• TASK OBJECTIVE
Start to finish, reproduce the records below with nothing missing.

• RECORDS SUPPLIED
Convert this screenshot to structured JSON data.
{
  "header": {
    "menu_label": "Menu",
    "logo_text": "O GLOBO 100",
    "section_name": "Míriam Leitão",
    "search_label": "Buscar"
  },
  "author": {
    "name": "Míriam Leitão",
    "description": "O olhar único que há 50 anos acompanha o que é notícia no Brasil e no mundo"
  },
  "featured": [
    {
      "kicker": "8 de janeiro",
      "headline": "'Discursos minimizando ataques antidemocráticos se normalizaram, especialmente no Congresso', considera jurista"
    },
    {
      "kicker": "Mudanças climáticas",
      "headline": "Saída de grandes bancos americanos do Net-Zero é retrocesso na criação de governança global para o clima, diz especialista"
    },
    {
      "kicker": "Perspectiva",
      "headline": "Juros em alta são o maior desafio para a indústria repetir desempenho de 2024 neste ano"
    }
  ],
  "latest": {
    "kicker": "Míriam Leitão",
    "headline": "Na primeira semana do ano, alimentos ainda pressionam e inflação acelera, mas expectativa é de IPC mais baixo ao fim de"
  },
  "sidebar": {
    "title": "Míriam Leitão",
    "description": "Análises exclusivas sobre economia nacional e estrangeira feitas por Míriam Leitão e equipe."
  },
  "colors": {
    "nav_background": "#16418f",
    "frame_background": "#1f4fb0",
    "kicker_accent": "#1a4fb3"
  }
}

• OUTPUT OF THE TASK
Convert this screenshot to structured JSON data.
{
  "header": {
    "menu_label": "Menu",
    "logo_text": "O GLOBO 100",
    "section_name": "Míriam Leitão",
    "search_label": "Buscar"
  },
  "author": {
    "name": "Míriam Leitão",
    "description": "O olhar único que há 50 anos acompanha o que é notícia no Brasil e no mundo"
  },
  "featured": [
    {
      "kicker": "8 de janeiro",
      "headline": "'Discursos minimizando ataques antidemocráticos se normalizaram, especialmente no Congresso', considera jurista"
    },
    {
      "kicker": "Mudanças climáticas",
      "headline": "Saída de grandes bancos americanos do Net-Zero é retrocesso na criação de governança global para o clima, diz especialista"
    },
    {
      "kicker": "Perspectiva",
      "headline": "Juros em alta são o maior desafio para a indústria repetir desempenho de 2024 neste ano"
    }
  ],
  "latest": {
    "kicker": "Míriam Leitão",
    "headline": "Na primeira semana do ano, alimentos ainda pressionam e inflação acelera, mas expectativa é de IPC mais baixo ao fim de"
  },
  "sidebar": {
    "title": "Míriam Leitão",
    "description": "Análises exclusivas sobre economia nacional e estrangeira feitas por Míriam Leitão e equipe."
  },
  "colors": {
    "nav_background": "#16418f",
    "frame_background": "#1f4fb0",
    "kicker_accent": "#1a4fb3"
  }
}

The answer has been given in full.